(DATA EXTRACTS Opens)

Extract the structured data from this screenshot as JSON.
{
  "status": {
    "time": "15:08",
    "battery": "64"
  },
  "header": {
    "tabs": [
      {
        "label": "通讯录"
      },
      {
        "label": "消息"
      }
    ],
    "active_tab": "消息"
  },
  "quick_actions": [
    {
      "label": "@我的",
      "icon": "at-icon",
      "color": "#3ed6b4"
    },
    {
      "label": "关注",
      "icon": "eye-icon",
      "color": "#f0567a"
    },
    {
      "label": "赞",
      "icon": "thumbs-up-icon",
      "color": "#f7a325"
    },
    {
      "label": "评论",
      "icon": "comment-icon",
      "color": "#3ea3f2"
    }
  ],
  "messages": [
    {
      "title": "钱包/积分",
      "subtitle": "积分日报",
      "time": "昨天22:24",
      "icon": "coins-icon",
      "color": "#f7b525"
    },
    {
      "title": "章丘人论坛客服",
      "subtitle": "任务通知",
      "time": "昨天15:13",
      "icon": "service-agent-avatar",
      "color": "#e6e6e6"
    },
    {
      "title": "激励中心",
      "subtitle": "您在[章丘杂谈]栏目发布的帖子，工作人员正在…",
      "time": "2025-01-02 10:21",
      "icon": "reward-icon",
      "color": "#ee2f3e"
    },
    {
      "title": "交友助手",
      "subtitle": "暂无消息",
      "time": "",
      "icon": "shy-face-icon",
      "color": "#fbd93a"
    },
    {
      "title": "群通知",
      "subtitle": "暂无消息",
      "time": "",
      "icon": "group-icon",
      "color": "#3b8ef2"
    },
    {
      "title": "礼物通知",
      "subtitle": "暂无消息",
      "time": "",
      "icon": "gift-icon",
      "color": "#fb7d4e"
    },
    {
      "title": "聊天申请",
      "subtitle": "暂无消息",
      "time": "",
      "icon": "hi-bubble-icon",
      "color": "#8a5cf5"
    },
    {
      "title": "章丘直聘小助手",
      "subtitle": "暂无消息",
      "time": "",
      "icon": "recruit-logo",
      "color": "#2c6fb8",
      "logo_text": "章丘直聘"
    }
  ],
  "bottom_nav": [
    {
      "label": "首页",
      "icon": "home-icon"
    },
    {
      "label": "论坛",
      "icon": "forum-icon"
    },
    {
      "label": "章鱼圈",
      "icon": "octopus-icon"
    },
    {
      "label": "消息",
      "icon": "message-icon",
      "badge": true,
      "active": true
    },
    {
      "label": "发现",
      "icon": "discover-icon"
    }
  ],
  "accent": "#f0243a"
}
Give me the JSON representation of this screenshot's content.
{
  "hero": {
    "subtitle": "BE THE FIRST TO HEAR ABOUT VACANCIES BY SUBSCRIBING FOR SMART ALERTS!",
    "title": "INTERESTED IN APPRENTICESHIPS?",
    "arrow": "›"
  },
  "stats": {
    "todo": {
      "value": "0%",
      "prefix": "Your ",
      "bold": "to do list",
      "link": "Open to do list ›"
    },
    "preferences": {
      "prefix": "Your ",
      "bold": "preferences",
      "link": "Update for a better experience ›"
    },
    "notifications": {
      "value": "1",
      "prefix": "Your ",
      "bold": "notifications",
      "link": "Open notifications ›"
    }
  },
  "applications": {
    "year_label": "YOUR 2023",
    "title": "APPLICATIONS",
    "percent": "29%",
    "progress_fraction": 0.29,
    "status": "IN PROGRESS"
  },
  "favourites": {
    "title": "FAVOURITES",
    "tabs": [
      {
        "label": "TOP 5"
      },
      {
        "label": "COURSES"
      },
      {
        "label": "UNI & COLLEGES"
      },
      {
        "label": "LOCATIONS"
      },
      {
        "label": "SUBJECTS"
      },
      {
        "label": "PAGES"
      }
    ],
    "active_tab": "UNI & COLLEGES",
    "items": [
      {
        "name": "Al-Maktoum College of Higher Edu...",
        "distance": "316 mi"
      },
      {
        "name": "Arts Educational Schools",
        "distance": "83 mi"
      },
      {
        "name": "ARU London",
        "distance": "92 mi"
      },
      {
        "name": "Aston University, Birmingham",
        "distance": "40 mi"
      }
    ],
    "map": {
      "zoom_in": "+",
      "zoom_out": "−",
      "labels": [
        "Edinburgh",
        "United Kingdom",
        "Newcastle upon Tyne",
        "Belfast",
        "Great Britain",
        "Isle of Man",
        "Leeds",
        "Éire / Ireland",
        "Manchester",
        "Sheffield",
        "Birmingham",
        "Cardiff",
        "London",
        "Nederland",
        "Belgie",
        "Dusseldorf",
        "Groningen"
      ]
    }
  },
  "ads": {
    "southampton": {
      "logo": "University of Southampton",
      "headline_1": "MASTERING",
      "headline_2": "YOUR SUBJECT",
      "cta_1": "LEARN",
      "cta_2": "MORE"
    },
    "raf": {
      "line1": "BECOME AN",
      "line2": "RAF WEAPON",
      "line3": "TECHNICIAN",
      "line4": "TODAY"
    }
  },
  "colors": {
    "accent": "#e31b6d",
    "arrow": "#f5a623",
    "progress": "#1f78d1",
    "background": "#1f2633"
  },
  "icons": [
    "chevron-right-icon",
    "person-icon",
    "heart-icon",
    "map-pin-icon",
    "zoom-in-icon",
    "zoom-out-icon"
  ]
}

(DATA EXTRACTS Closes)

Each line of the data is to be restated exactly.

Extract the structured data from this screenshot as JSON.
{
  "status": {
    "time": "15:08",
    "battery": "64"
  },
  "header": {
    "tabs": [
      {
        "label": "通讯录"
      },
      {
        "label": "消息"
      }
    ],
    "active_tab": "消息"
  },
  "quick_actions": [
    {
      "label": "@我的",
      "icon": "at-icon",
      "color": "#3ed6b4"
    },
    {
      "label": "关注",
      "icon": "eye-icon",
      "color": "#f0567a"
    },
    {
      "label": "赞",
      "icon": "thumbs-up-icon",
      "color": "#f7a325"
    },
    {
      "label": "评论",
      "icon": "comment-icon",
      "color": "#3ea3f2"
    }
  ],
  "messages": [
    {
      "title": "钱包/积分",
      "subtitle": "积分日报",
      "time": "昨天22:24",
      "icon": "coins-icon",
      "color": "#f7b525"
    },
    {
      "title": "章丘人论坛客服",
      "subtitle": "任务通知",
      "time": "昨天15:13",
      "icon": "service-agent-avatar",
      "color": "#e6e6e6"
    },
    {
      "title": "激励中心",
      "subtitle": "您在[章丘杂谈]栏目发布的帖子，工作人员正在…",
      "time": "2025-01-02 10:21",
      "icon": "reward-icon",
      "color": "#ee2f3e"
    },
    {
      "title": "交友助手",
      "subtitle": "暂无消息",
      "time": "",
      "icon": "shy-face-icon",
      "color": "#fbd93a"
    },
    {
      "title": "群通知",
      "subtitle": "暂无消息",
      "time": "",
      "icon": "group-icon",
      "color": "#3b8ef2"
    },
    {
      "title": "礼物通知",
      "subtitle": "暂无消息",
      "time": "",
      "icon": "gift-icon",
      "color": "#fb7d4e"
    },
    {
      "title": "聊天申请",
      "subtitle": "暂无消息",
      "time": "",
      "icon": "hi-bubble-icon",
      "color": "#8a5cf5"
    },
    {
      "title": "章丘直聘小助手",
      "subtitle": "暂无消息",
      "time": "",
      "icon": "recruit-logo",
      "color": "#2c6fb8",
      "logo_text": "章丘直聘"
    }
  ],
  "bottom_nav": [
    {
      "label": "首页",
      "icon": "home-icon"
    },
    {
      "label": "论坛",
      "icon": "forum-icon"
    },
    {
      "label": "章鱼圈",
      "icon": "octopus-icon"
    },
    {
      "label": "消息",
      "icon": "message-icon",
      "badge": true,
      "active": true
    },
    {
      "label": "发现",
      "icon": "discover-icon"
    }
  ],
  "accent": "#f0243a"
}
Give me the JSON representation of this screenshot's content.
{
  "hero": {
    "subtitle": "BE THE FIRST TO HEAR ABOUT VACANCIES BY SUBSCRIBING FOR SMART ALERTS!",
    "title": "INTERESTED IN APPRENTICESHIPS?",
    "arrow": "›"
  },
  "stats": {
    "todo": {
      "value": "0%",
      "prefix": "Your ",
      "bold": "to do list",
      "link": "Open to do list ›"
    },
    "preferences": {
      "prefix": "Your ",
      "bold": "preferences",
      "link": "Update for a better experience ›"
    },
    "notifications": {
      "value": "1",
      "prefix": "Your ",
      "bold": "notifications",
      "link": "Open notifications ›"
    }
  },
  "applications": {
    "year_label": "YOUR 2023",
    "title": "APPLICATIONS",
    "percent": "29%",
    "progress_fraction": 0.29,
    "status": "IN PROGRESS"
  },
  "favourites": {
    "title": "FAVOURITES",
    "tabs": [
      {
        "label": "TOP 5"
      },
      {
        "label": "COURSES"
      },
      {
        "label": "UNI & COLLEGES"
      },
      {
        "label": "LOCATIONS"
      },
      {
        "label": "SUBJECTS"
      },
      {
        "label": "PAGES"
      }
    ],
    "active_tab": "UNI & COLLEGES",
    "items": [
      {
        "name": "Al-Maktoum College of Higher Edu...",
        "distance": "316 mi"
      },
      {
        "name": "Arts Educational Schools",
        "distance": "83 mi"
      },
      {
        "name": "ARU London",
        "distance": "92 mi"
      },
      {
        "name": "Aston University, Birmingham",
        "distance": "40 mi"
      }
    ],
    "map": {
      "zoom_in": "+",
      "zoom_out": "−",
      "labels": [
        "Edinburgh",
        "United Kingdom",
        "Newcastle upon Tyne",
        "Belfast",
        "Great Britain",
        "Isle of Man",
        "Leeds",
        "Éire / Ireland",
        "Manchester",
        "Sheffield",
        "Birmingham",
        "Cardiff",
        "London",
        "Nederland",
        "Belgie",
        "Dusseldorf",
        "Groningen"
      ]
    }
  },
  "ads": {
    "southampton": {
      "logo": "University of Southampton",
      "headline_1": "MASTERING",
      "headline_2": "YOUR SUBJECT",
      "cta_1": "LEARN",
      "cta_2": "MORE"
    },
    "raf": {
      "line1": "BECOME AN",
      "line2": "RAF WEAPON",
      "line3": "TECHNICIAN",
      "line4": "TODAY"
    }
  },
  "colors": {
    "accent": "#e31b6d",
    "arrow": "#f5a623",
    "progress": "#1f78d1",
    "background": "#1f2633"
  },
  "icons": [
    "chevron-right-icon",
    "person-icon",
    "heart-icon",
    "map-pin-icon",
    "zoom-in-icon",
    "zoom-out-icon"
  ]
}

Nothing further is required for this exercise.